All of the data should be copied exactly, with the pictures left out.

#### GIVEN RECORDS ####

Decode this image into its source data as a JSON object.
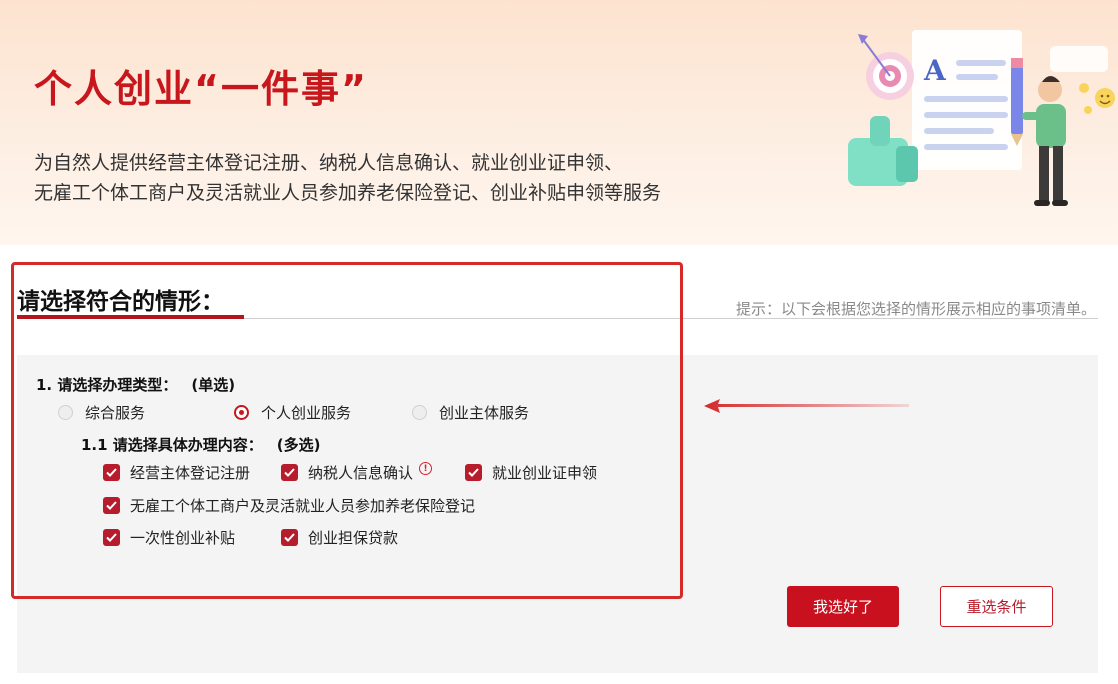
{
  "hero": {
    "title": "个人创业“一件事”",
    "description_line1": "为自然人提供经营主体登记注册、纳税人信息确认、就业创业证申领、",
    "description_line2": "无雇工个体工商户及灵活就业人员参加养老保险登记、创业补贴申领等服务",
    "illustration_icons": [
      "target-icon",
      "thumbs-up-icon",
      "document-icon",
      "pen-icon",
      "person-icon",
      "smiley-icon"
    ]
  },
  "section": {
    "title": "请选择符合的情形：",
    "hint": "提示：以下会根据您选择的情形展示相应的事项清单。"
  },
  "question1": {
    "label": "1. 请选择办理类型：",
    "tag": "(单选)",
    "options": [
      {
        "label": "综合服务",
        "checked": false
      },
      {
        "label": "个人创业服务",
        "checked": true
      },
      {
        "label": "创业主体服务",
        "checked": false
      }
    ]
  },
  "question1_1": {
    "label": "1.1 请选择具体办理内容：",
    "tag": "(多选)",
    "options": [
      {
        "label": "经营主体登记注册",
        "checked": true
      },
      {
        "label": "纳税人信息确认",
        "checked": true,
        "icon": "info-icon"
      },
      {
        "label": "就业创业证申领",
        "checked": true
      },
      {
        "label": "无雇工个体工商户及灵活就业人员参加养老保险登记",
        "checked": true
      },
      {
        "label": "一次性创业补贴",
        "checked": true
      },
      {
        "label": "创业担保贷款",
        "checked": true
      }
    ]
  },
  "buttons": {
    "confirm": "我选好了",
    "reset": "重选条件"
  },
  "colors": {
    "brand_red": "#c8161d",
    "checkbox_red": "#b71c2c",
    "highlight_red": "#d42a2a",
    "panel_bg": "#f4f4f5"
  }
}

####

__EXERCISE RESULT__:
Decode this image into its source data as a JSON object.
{
  "hero": {
    "title": "个人创业“一件事”",
    "description_line1": "为自然人提供经营主体登记注册、纳税人信息确认、就业创业证申领、",
    "description_line2": "无雇工个体工商户及灵活就业人员参加养老保险登记、创业补贴申领等服务",
    "illustration_icons": [
      "target-icon",
      "thumbs-up-icon",
      "document-icon",
      "pen-icon",
      "person-icon",
      "smiley-icon"
    ]
  },
  "section": {
    "title": "请选择符合的情形：",
    "hint": "提示：以下会根据您选择的情形展示相应的事项清单。"
  },
  "question1": {
    "label": "1. 请选择办理类型：",
    "tag": "(单选)",
    "options": [
      {
        "label": "综合服务",
        "checked": false
      },
      {
        "label": "个人创业服务",
        "checked": true
      },
      {
        "label": "创业主体服务",
        "checked": false
      }
    ]
  },
  "question1_1": {
    "label": "1.1 请选择具体办理内容：",
    "tag": "(多选)",
    "options": [
      {
        "label": "经营主体登记注册",
        "checked": true
      },
      {
        "label": "纳税人信息确认",
        "checked": true,
        "icon": "info-icon"
      },
      {
        "label": "就业创业证申领",
        "checked": true
      },
      {
        "label": "无雇工个体工商户及灵活就业人员参加养老保险登记",
        "checked": true
      },
      {
        "label": "一次性创业补贴",
        "checked": true
      },
      {
        "label": "创业担保贷款",
        "checked": true
      }
    ]
  },
  "buttons": {
    "confirm": "我选好了",
    "reset": "重选条件"
  },
  "colors": {
    "brand_red": "#c8161d",
    "checkbox_red": "#b71c2c",
    "highlight_red": "#d42a2a",
    "panel_bg": "#f4f4f5"
  }
}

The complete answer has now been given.